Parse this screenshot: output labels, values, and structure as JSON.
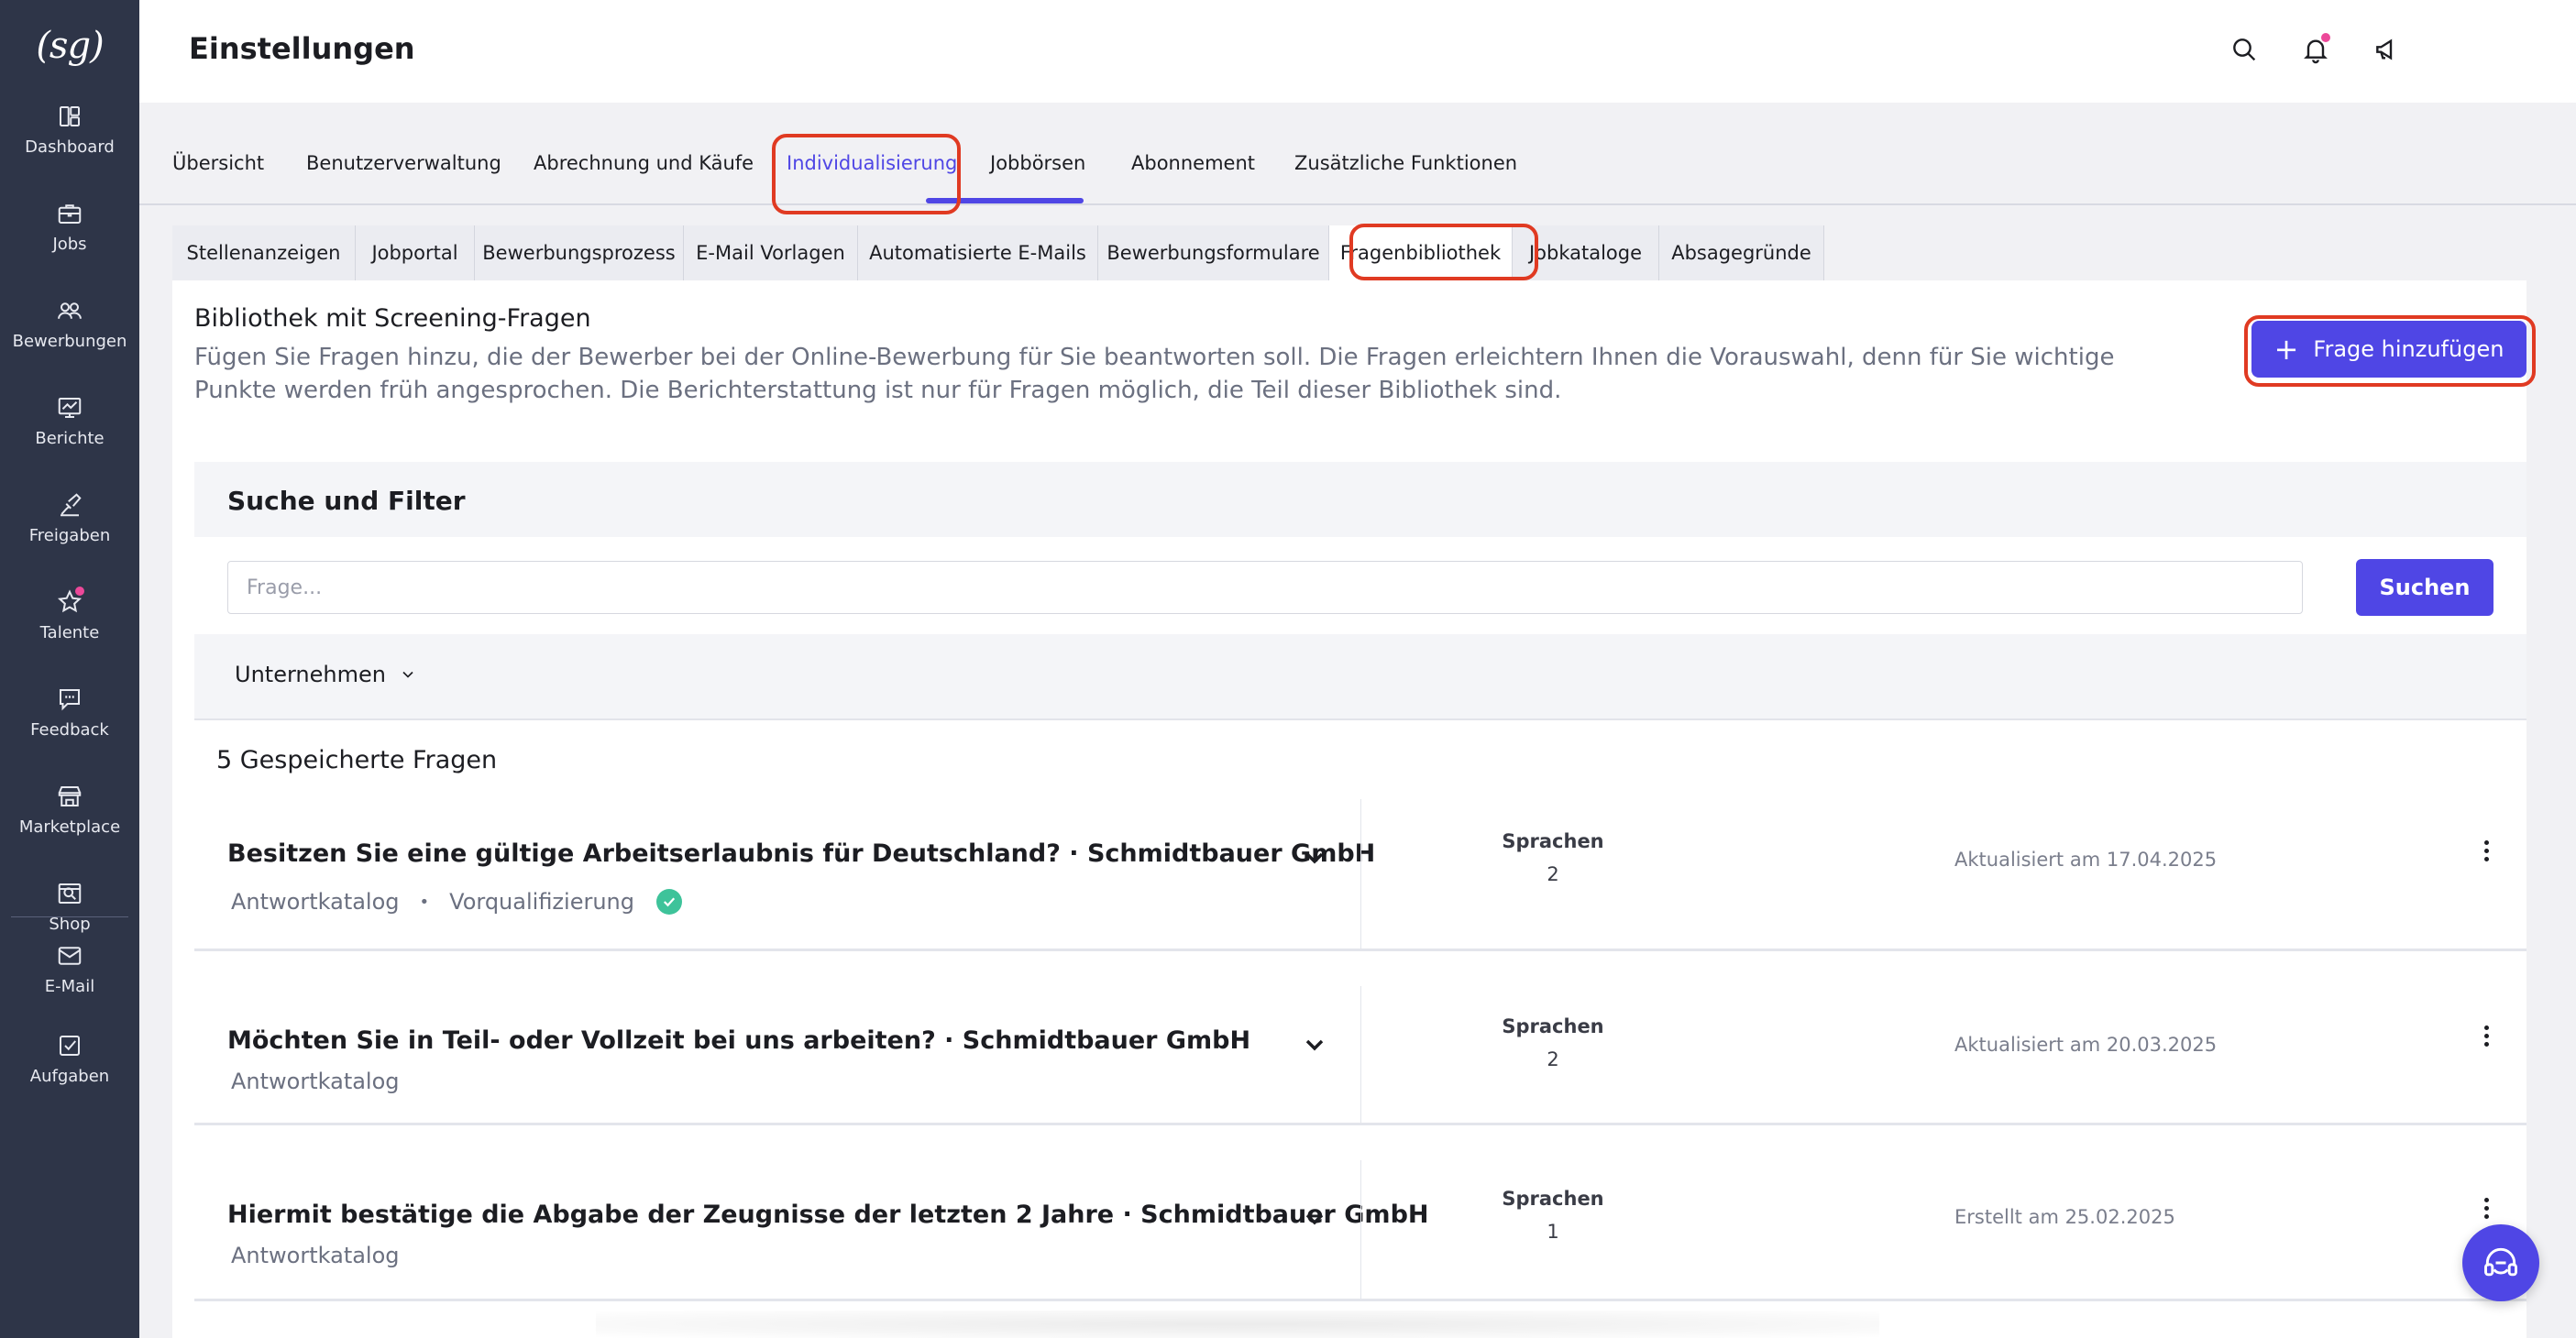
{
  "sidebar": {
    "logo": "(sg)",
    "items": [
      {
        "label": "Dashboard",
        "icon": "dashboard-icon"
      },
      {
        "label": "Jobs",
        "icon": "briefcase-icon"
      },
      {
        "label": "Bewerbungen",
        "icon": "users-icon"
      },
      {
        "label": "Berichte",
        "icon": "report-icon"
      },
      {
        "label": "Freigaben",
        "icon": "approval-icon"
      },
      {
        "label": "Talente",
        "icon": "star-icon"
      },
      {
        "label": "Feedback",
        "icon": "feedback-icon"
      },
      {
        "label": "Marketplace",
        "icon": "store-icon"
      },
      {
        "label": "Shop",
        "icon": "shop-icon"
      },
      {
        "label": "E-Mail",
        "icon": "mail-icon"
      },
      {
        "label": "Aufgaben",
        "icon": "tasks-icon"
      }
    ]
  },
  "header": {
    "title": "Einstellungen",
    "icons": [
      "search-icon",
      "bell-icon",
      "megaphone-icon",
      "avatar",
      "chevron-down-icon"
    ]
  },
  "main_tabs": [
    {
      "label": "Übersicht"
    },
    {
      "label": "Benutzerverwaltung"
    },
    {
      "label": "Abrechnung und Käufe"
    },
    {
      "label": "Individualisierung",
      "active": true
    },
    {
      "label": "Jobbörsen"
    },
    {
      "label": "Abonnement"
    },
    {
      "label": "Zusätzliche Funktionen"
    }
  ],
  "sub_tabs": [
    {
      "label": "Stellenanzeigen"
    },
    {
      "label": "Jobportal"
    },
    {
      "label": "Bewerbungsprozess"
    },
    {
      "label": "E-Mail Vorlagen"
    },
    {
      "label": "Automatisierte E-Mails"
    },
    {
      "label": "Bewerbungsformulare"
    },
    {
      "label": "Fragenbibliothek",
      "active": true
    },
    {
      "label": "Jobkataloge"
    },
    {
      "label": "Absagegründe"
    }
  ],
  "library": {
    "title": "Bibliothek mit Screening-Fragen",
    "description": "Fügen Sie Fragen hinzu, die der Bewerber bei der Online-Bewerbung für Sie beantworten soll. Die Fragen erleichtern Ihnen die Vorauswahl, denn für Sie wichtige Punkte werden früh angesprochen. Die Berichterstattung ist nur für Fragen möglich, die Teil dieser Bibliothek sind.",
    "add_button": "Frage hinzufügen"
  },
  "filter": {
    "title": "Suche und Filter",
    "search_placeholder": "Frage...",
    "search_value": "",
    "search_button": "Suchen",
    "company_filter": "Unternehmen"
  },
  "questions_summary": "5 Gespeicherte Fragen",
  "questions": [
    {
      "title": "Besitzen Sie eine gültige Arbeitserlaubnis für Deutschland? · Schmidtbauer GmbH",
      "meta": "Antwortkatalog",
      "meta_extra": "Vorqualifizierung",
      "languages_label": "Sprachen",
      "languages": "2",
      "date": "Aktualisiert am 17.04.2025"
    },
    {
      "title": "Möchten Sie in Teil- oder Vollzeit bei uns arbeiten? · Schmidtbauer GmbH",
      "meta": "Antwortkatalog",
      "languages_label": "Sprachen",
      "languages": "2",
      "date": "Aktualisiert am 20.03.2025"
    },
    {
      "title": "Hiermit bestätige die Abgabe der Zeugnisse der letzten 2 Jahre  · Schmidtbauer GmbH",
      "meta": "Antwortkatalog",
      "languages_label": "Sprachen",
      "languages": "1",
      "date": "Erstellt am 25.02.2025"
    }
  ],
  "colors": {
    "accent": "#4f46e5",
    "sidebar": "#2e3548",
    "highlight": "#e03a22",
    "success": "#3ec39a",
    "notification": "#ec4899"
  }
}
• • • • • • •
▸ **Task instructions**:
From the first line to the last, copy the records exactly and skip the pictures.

▸ **Exercise response**:
Parse this screenshot: output labels, values, and structure as JSON.
{
  "sidebar": {
    "logo": "(sg)",
    "items": [
      {
        "label": "Dashboard",
        "icon": "dashboard-icon"
      },
      {
        "label": "Jobs",
        "icon": "briefcase-icon"
      },
      {
        "label": "Bewerbungen",
        "icon": "users-icon"
      },
      {
        "label": "Berichte",
        "icon": "report-icon"
      },
      {
        "label": "Freigaben",
        "icon": "approval-icon"
      },
      {
        "label": "Talente",
        "icon": "star-icon"
      },
      {
        "label": "Feedback",
        "icon": "feedback-icon"
      },
      {
        "label": "Marketplace",
        "icon": "store-icon"
      },
      {
        "label": "Shop",
        "icon": "shop-icon"
      },
      {
        "label": "E-Mail",
        "icon": "mail-icon"
      },
      {
        "label": "Aufgaben",
        "icon": "tasks-icon"
      }
    ]
  },
  "header": {
    "title": "Einstellungen",
    "icons": [
      "search-icon",
      "bell-icon",
      "megaphone-icon",
      "avatar",
      "chevron-down-icon"
    ]
  },
  "main_tabs": [
    {
      "label": "Übersicht"
    },
    {
      "label": "Benutzerverwaltung"
    },
    {
      "label": "Abrechnung und Käufe"
    },
    {
      "label": "Individualisierung",
      "active": true
    },
    {
      "label": "Jobbörsen"
    },
    {
      "label": "Abonnement"
    },
    {
      "label": "Zusätzliche Funktionen"
    }
  ],
  "sub_tabs": [
    {
      "label": "Stellenanzeigen"
    },
    {
      "label": "Jobportal"
    },
    {
      "label": "Bewerbungsprozess"
    },
    {
      "label": "E-Mail Vorlagen"
    },
    {
      "label": "Automatisierte E-Mails"
    },
    {
      "label": "Bewerbungsformulare"
    },
    {
      "label": "Fragenbibliothek",
      "active": true
    },
    {
      "label": "Jobkataloge"
    },
    {
      "label": "Absagegründe"
    }
  ],
  "library": {
    "title": "Bibliothek mit Screening-Fragen",
    "description": "Fügen Sie Fragen hinzu, die der Bewerber bei der Online-Bewerbung für Sie beantworten soll. Die Fragen erleichtern Ihnen die Vorauswahl, denn für Sie wichtige Punkte werden früh angesprochen. Die Berichterstattung ist nur für Fragen möglich, die Teil dieser Bibliothek sind.",
    "add_button": "Frage hinzufügen"
  },
  "filter": {
    "title": "Suche und Filter",
    "search_placeholder": "Frage...",
    "search_value": "",
    "search_button": "Suchen",
    "company_filter": "Unternehmen"
  },
  "questions_summary": "5 Gespeicherte Fragen",
  "questions": [
    {
      "title": "Besitzen Sie eine gültige Arbeitserlaubnis für Deutschland? · Schmidtbauer GmbH",
      "meta": "Antwortkatalog",
      "meta_extra": "Vorqualifizierung",
      "languages_label": "Sprachen",
      "languages": "2",
      "date": "Aktualisiert am 17.04.2025"
    },
    {
      "title": "Möchten Sie in Teil- oder Vollzeit bei uns arbeiten? · Schmidtbauer GmbH",
      "meta": "Antwortkatalog",
      "languages_label": "Sprachen",
      "languages": "2",
      "date": "Aktualisiert am 20.03.2025"
    },
    {
      "title": "Hiermit bestätige die Abgabe der Zeugnisse der letzten 2 Jahre  · Schmidtbauer GmbH",
      "meta": "Antwortkatalog",
      "languages_label": "Sprachen",
      "languages": "1",
      "date": "Erstellt am 25.02.2025"
    }
  ],
  "colors": {
    "accent": "#4f46e5",
    "sidebar": "#2e3548",
    "highlight": "#e03a22",
    "success": "#3ec39a",
    "notification": "#ec4899"
  }
}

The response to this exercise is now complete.